to fit with whichever of chord I or V you are on at the time. Find delay in your library of effects, and experiment
with the settings.

You will need to make sure that sync is selected so that the delay is timed to go with the speed of the beat.
Here, with sync on, and the delay set to 1/4, the repetitions will be heard every crotchet; your students can
experiment with different note-values to find out which are most effective. Feedback and mix can also be
played around with to achieve the desired effect.
You can explore some sampling in the compositions as well. Santa Maria uses short sung samples, but more
interestingly, there are also cicada sounds, which have been incorporated into the rhythm track. The sky is the
limit with this idea: all sorts of short percussive sounds could be chopped up and reassembled for rhythmic
effect. These could be taken from free online sample libraries such as, or students can
unleash their imaginations and record their own it all depends on how much time you have for the project,
and just how techy you want to get.
Mi Confesin also uses a scratchy record sound at the start, to give a vintage effect. This could be achieved
by finding a sample of the right sound, and adding it as a separate audio track set to a low level.

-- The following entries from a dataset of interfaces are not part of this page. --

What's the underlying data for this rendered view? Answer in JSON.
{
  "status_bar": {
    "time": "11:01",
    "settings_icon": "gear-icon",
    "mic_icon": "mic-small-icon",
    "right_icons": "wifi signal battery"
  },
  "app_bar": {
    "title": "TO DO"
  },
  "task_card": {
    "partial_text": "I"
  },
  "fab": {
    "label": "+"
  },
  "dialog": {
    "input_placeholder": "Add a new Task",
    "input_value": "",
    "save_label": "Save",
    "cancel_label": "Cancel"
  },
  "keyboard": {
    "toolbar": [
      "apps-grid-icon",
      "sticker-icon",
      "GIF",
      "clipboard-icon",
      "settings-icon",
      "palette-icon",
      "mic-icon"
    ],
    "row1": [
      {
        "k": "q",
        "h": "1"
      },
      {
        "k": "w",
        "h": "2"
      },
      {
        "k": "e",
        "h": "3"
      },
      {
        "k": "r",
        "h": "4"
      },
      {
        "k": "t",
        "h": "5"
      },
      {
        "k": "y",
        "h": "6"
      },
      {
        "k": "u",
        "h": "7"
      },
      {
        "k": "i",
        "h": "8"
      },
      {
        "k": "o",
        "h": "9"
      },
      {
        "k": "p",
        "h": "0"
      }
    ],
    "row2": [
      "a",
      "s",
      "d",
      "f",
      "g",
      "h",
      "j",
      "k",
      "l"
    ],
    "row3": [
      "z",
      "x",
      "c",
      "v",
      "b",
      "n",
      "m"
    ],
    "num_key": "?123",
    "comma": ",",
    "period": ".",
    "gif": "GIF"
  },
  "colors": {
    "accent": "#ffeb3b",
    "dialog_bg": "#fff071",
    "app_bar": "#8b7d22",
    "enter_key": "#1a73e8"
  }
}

An alternative
is to see what noise plug-ins your system has; Cubase, for example, has a Grungelizer which adds a layer of
authentic-sounding old-style crackle.
Once all of these different musical ideas are worked out, the challenge is merely to assemble them in such a
way as to keep the texture constantly evolving and changing, adding and subtracting different layers of sound
in a way that is at once hypnotic yet compelling, with a satisfying balance of repetition and variety.

Music Teacher January 2013

For inspiration on
how to use found
sound samples to
build up a rhythm
track, listen to In
the Musicals from
the soundtrack to
Dancer in the Dark
its not remotely
tango, but as an example of how to use
samples creatively,
it cant be bettered.
There are bouncing basketballs
and pitch-shifted
samples of trainers
squeaking on a floor,
which will surely
inspire a visit to the
school gym with a
handheld recorder